* What the task requires *
Please give the listing underneath again, exactly as shown.

------------------------------------------------------------------------

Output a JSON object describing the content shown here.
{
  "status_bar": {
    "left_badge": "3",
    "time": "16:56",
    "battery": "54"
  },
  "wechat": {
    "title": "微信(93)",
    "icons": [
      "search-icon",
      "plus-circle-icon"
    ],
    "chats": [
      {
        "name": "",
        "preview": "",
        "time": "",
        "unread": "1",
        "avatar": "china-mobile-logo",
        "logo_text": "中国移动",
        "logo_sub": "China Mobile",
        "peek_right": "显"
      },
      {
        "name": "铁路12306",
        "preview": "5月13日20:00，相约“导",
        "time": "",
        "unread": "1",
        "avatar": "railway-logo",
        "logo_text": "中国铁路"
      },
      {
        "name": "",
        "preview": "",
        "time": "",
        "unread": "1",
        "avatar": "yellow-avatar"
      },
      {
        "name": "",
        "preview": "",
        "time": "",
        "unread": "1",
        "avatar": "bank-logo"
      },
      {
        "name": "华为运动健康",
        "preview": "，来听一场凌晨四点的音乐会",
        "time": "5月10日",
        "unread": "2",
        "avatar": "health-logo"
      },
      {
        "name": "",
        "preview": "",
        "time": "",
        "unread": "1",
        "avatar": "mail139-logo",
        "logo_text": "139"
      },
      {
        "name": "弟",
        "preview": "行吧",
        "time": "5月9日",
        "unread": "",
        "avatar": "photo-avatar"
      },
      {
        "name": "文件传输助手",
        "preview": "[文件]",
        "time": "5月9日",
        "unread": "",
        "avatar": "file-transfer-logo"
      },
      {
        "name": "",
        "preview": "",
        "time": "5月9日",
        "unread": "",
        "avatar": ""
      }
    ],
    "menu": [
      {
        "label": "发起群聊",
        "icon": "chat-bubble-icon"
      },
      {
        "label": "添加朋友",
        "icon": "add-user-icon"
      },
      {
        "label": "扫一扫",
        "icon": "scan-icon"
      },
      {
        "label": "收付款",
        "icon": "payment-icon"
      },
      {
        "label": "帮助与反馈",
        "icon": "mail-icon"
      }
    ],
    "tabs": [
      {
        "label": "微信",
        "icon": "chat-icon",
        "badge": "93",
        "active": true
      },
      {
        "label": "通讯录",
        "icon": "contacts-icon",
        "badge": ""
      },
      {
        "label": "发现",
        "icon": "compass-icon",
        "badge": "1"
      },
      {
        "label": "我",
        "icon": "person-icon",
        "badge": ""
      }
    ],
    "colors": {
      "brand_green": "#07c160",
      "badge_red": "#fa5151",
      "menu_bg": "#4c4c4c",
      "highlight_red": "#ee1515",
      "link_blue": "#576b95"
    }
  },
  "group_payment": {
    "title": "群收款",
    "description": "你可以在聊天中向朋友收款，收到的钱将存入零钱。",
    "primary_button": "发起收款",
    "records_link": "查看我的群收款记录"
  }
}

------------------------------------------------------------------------

* Written response *
Output a JSON object describing the content shown here.
{
  "status_bar": {
    "left_badge": "3",
    "time": "16:56",
    "battery": "54"
  },
  "wechat": {
    "title": "微信(93)",
    "icons": [
      "search-icon",
      "plus-circle-icon"
    ],
    "chats": [
      {
        "name": "",
        "preview": "",
        "time": "",
        "unread": "1",
        "avatar": "china-mobile-logo",
        "logo_text": "中国移动",
        "logo_sub": "China Mobile",
        "peek_right": "显"
      },
      {
        "name": "铁路12306",
        "preview": "5月13日20:00，相约“导",
        "time": "",
        "unread": "1",
        "avatar": "railway-logo",
        "logo_text": "中国铁路"
      },
      {
        "name": "",
        "preview": "",
        "time": "",
        "unread": "1",
        "avatar": "yellow-avatar"
      },
      {
        "name": "",
        "preview": "",
        "time": "",
        "unread": "1",
        "avatar": "bank-logo"
      },
      {
        "name": "华为运动健康",
        "preview": "，来听一场凌晨四点的音乐会",
        "time": "5月10日",
        "unread": "2",
        "avatar": "health-logo"
      },
      {
        "name": "",
        "preview": "",
        "time": "",
        "unread": "1",
        "avatar": "mail139-logo",
        "logo_text": "139"
      },
      {
        "name": "弟",
        "preview": "行吧",
        "time": "5月9日",
        "unread": "",
        "avatar": "photo-avatar"
      },
      {
        "name": "文件传输助手",
        "preview": "[文件]",
        "time": "5月9日",
        "unread": "",
        "avatar": "file-transfer-logo"
      },
      {
        "name": "",
        "preview": "",
        "time": "5月9日",
        "unread": "",
        "avatar": ""
      }
    ],
    "menu": [
      {
        "label": "发起群聊",
        "icon": "chat-bubble-icon"
      },
      {
        "label": "添加朋友",
        "icon": "add-user-icon"
      },
      {
        "label": "扫一扫",
        "icon": "scan-icon"
      },
      {
        "label": "收付款",
        "icon": "payment-icon"
      },
      {
        "label": "帮助与反馈",
        "icon": "mail-icon"
      }
    ],
    "tabs": [
      {
        "label": "微信",
        "icon": "chat-icon",
        "badge": "93",
        "active": true
      },
      {
        "label": "通讯录",
        "icon": "contacts-icon",
        "badge": ""
      },
      {
        "label": "发现",
        "icon": "compass-icon",
        "badge": "1"
      },
      {
        "label": "我",
        "icon": "person-icon",
        "badge": ""
      }
    ],
    "colors": {
      "brand_green": "#07c160",
      "badge_red": "#fa5151",
      "menu_bg": "#4c4c4c",
      "highlight_red": "#ee1515",
      "link_blue": "#576b95"
    }
  },
  "group_payment": {
    "title": "群收款",
    "description": "你可以在聊天中向朋友收款，收到的钱将存入零钱。",
    "primary_button": "发起收款",
    "records_link": "查看我的群收款记录"
  }
}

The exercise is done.